Most of us probably haven’t thought much about it, but pets have belly buttons just like we do. As mammals, they are connected to their mother during pregnancy through an umbilical cord that falls off after birth.
The belly button, or umbilicus, is typically just a cute little scar. Sometimes, though, umbilical hernias in pets can cause problems.
The Hype About Hernias
Hernias happen to both pets and people. They are simply a condition in which the contents of one body area protrude into another. This can include fat, intestines, or even organs like the bladder.
Examples of hernias include:
- Umbilical hernias (opening in body wall near umbilicus)
- Inguinal hernias (opening in the groin)
- Abdominal wall hernia (abnormal opening in the abdomen)
- Diaphragmatic hernia (opening between chest and abdominal cavities)
- Scrotal hernia (opening into the scrotum)
Many times hernias don’t cause any major problems. These are called uncomplicated meaning that whatever they contain is not damaged or compromised in any way.
Complicated hernias, however, often entrap their contents causing damage and impairment of normal function. Sometimes smaller hernias can actually be more harmful than large hernias as they tend to entrap their contents permanently.
A complicated hernia can cause pain, vomiting, swelling, abnormal urination, loss of appetite, and overall lethargy.
Hernias that are causing problems require surgery to fix. It is important to note that uncomplicated hernias may not always remain that way.

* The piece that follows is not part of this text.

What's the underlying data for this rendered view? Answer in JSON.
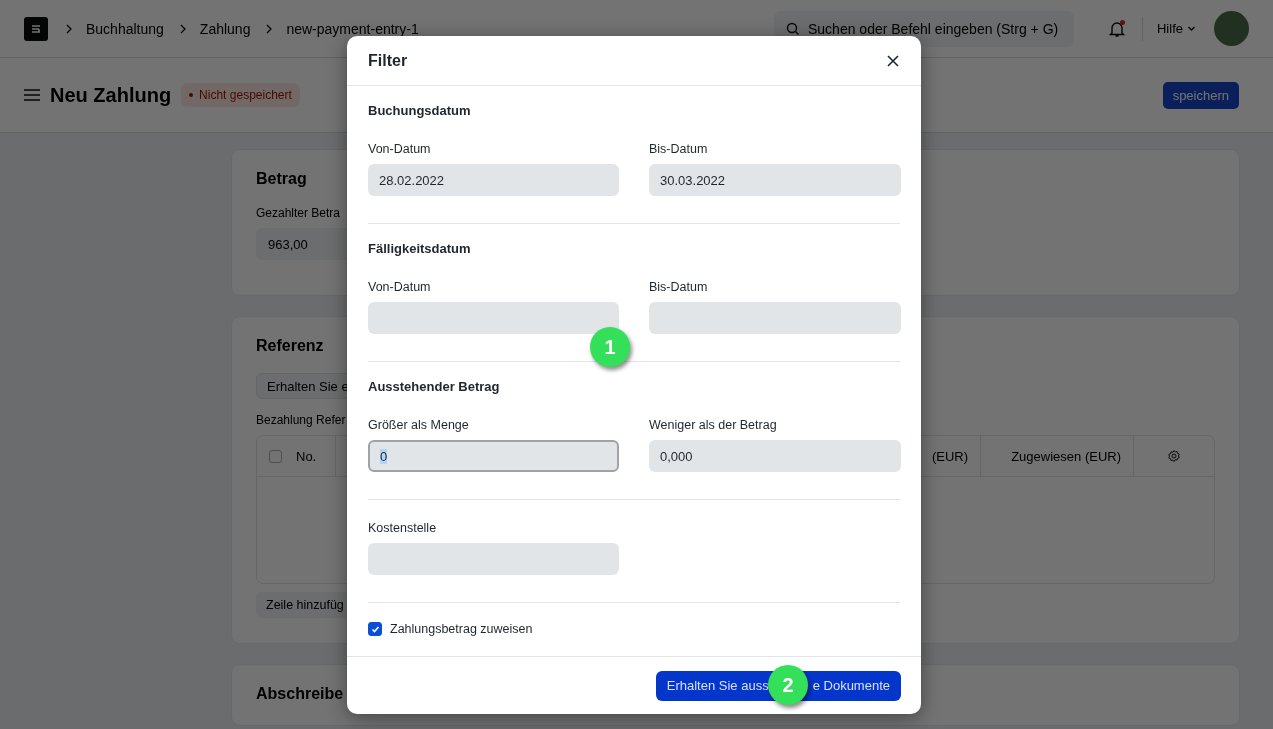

Umbilical Hernias in Pets
Umbilical hernias in pets happen when there is an opening in the abdominal wall near the umbilicus. Most umbilical hernias are inherited, but occasionally one occurs after trauma.
It is important to note the genetic aspect of umbilical hernias. If your pet has one, it is advisable to not breed in order to avoid passing this condition on.
Typically hernias are diagnosed on routine physical examination when we feel a soft swelling in the area that may come and go. Sometimes radiographs (x-rays) or an ultrasound is required to confirm or assess the hernia.
At Pets in Stitches, we typically recommend fixing umbilical hernias. Many times this procedure can be included as part of a routine spay or neuter, making recovery time for your pet minimal. In most situations hernia repair can wait until you are ready to spay or neuter, but if you have questions, please call us.
If your pet has a hernia, there is no need to panic. As long as you are aware of the situation and monitoring for signs of complications, your pet should do just fine until surgery can be performed. While repairing them is best practice, most pets with umbilical hernias have happy, healthy lives.